  • 1. Foundation of Verbal Knowledge
  • 2.
    • The name of the grossest insect, bug, or animal you can thing of.
    • The name of your least favorite food.
    • Your mom’s name.
  • 3.
    • What’s your favorite word? Why? What does it bring to mind?
  • 4.
    • Does language create meaning?
    • Does meaning create language?
  • 5.
    • Language is always evolving
    30 seconds
  • 6.
    • How do we process language?
      • Cybernetic process and selective communication
  • 7.  
  • 8.
    • How do we learn language?
      • Language explosion theory
        • Parents 
        • Childhood 
        • School 
        • Peers 
        • Friends 
        • BOOM!
  • 9.
    • How do we learn language?
      • Significant-other theory
        • Individuals have no identity except in relation to others

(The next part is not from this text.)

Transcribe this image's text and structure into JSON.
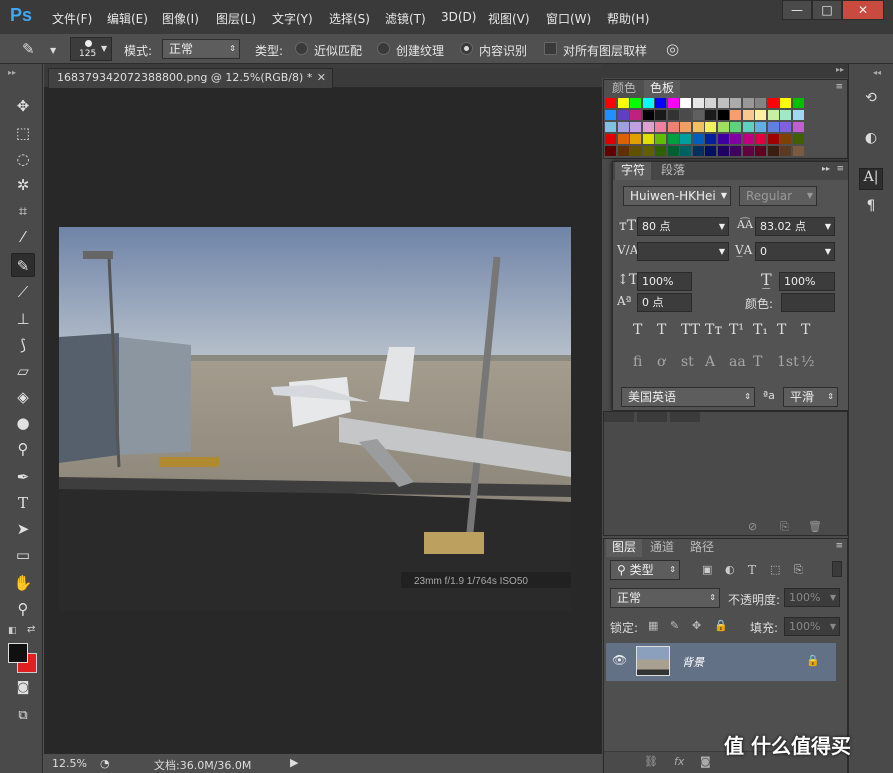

  • 10.
    • The language and words we learn have the meaning we assign to them
      • We derive meaning through our backgrounds, experiences, perceptions. Thus, people interpret information differently
  • 11.
    • What affects our understanding of meaning?
      • Frame of reference
      • Denotative and connotative meaning
    16:56
  • 12.
    • Emotive language
    • Phatic language
    • Rhetorical language
    • Identifying language
  • 13.
    • Ambiguity
      • Double meaning
    • Vagueness
      • Unclear
      • Doublespeak
    • Inferences
      • Assumptions
  • 14.
    • Slang
    • Inarticulates
    • Non-Standard English dialects
        • High-prestige vs. Low-prestige dialects
      • Ebonics
      • Spanglish
      • Asian-American English
      • Native American Languages
  • 15.
    • “ There are many dialects and some get a lot of respect and some don’t get any. In some cases, the respect given to the dialect is the same amount that is given to the people who speak it.”
    • Pg. 51
  • 16.
    • Cool… What does that even mean?
  • 17.
    • Group topics due today on the blog
      • One, 100-word post
      • Title = your topic
    • If you are not an author on the blog yet, come see me
    • If you still need a picture on the blog, get on that
    • Subscribe to receive future blog posts via email